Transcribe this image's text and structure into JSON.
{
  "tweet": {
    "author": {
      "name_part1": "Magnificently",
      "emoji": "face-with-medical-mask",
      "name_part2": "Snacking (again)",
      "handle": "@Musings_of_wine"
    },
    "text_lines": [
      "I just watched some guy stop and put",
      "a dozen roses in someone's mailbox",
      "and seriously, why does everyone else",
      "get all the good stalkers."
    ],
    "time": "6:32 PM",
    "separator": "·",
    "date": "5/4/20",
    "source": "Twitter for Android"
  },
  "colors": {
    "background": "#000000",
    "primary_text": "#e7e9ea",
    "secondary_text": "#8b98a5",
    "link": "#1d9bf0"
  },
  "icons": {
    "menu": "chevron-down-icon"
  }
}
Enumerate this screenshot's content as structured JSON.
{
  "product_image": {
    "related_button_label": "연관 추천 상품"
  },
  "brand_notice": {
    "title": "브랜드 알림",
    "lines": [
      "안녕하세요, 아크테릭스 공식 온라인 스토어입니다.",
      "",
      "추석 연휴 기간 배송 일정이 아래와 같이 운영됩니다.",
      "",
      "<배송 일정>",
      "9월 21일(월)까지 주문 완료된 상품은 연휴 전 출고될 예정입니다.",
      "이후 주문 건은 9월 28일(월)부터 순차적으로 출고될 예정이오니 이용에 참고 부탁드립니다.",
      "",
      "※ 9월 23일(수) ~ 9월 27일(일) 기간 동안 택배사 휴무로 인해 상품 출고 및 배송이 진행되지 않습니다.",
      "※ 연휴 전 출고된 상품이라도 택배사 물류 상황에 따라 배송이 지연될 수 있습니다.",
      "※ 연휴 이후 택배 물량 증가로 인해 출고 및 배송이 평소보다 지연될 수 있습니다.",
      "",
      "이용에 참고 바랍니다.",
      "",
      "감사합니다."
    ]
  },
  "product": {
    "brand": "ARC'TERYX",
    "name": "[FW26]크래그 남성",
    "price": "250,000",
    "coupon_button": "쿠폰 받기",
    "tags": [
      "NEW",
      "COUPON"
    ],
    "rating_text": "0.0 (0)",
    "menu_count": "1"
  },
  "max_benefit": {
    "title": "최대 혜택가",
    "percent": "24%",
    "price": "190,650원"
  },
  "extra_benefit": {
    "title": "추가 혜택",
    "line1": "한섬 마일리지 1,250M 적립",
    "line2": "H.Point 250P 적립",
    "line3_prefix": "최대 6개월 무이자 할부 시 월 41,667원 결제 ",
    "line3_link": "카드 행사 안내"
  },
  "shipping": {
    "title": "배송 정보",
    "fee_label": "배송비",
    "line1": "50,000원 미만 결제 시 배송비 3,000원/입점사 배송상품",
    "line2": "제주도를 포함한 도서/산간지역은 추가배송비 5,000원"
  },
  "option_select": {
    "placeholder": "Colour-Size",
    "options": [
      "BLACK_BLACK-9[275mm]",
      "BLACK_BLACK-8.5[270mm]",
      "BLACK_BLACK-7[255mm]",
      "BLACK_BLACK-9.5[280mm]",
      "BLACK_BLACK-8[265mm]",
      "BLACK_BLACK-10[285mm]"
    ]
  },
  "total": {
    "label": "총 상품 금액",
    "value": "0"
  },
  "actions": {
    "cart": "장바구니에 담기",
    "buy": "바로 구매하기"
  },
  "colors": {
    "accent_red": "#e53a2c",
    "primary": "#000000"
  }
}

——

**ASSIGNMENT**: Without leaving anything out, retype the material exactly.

**RESULT OF THIS TASK**:
Transcribe this image's text and structure into JSON.
{
  "tweet": {
    "author": {
      "name_part1": "Magnificently",
      "emoji": "face-with-medical-mask",
      "name_part2": "Snacking (again)",
      "handle": "@Musings_of_wine"
    },
    "text_lines": [
      "I just watched some guy stop and put",
      "a dozen roses in someone's mailbox",
      "and seriously, why does everyone else",
      "get all the good stalkers."
    ],
    "time": "6:32 PM",
    "separator": "·",
    "date": "5/4/20",
    "source": "Twitter for Android"
  },
  "colors": {
    "background": "#000000",
    "primary_text": "#e7e9ea",
    "secondary_text": "#8b98a5",
    "link": "#1d9bf0"
  },
  "icons": {
    "menu": "chevron-down-icon"
  }
}
Enumerate this screenshot's content as structured JSON.
{
  "product_image": {
    "related_button_label": "연관 추천 상품"
  },
  "brand_notice": {
    "title": "브랜드 알림",
    "lines": [
      "안녕하세요, 아크테릭스 공식 온라인 스토어입니다.",
      "",
      "추석 연휴 기간 배송 일정이 아래와 같이 운영됩니다.",
      "",
      "<배송 일정>",
      "9월 21일(월)까지 주문 완료된 상품은 연휴 전 출고될 예정입니다.",
      "이후 주문 건은 9월 28일(월)부터 순차적으로 출고될 예정이오니 이용에 참고 부탁드립니다.",
      "",
      "※ 9월 23일(수) ~ 9월 27일(일) 기간 동안 택배사 휴무로 인해 상품 출고 및 배송이 진행되지 않습니다.",
      "※ 연휴 전 출고된 상품이라도 택배사 물류 상황에 따라 배송이 지연될 수 있습니다.",
      "※ 연휴 이후 택배 물량 증가로 인해 출고 및 배송이 평소보다 지연될 수 있습니다.",
      "",
      "이용에 참고 바랍니다.",
      "",
      "감사합니다."
    ]
  },
  "product": {
    "brand": "ARC'TERYX",
    "name": "[FW26]크래그 남성",
    "price": "250,000",
    "coupon_button": "쿠폰 받기",
    "tags": [
      "NEW",
      "COUPON"
    ],
    "rating_text": "0.0 (0)",
    "menu_count": "1"
  },
  "max_benefit": {
    "title": "최대 혜택가",
    "percent": "24%",
    "price": "190,650원"
  },
  "extra_benefit": {
    "title": "추가 혜택",
    "line1": "한섬 마일리지 1,250M 적립",
    "line2": "H.Point 250P 적립",
    "line3_prefix": "최대 6개월 무이자 할부 시 월 41,667원 결제 ",
    "line3_link": "카드 행사 안내"
  },
  "shipping": {
    "title": "배송 정보",
    "fee_label": "배송비",
    "line1": "50,000원 미만 결제 시 배송비 3,000원/입점사 배송상품",
    "line2": "제주도를 포함한 도서/산간지역은 추가배송비 5,000원"
  },
  "option_select": {
    "placeholder": "Colour-Size",
    "options": [
      "BLACK_BLACK-9[275mm]",
      "BLACK_BLACK-8.5[270mm]",
      "BLACK_BLACK-7[255mm]",
      "BLACK_BLACK-9.5[280mm]",
      "BLACK_BLACK-8[265mm]",
      "BLACK_BLACK-10[285mm]"
    ]
  },
  "total": {
    "label": "총 상품 금액",
    "value": "0"
  },
  "actions": {
    "cart": "장바구니에 담기",
    "buy": "바로 구매하기"
  },
  "colors": {
    "accent_red": "#e53a2c",
    "primary": "#000000"
  }
}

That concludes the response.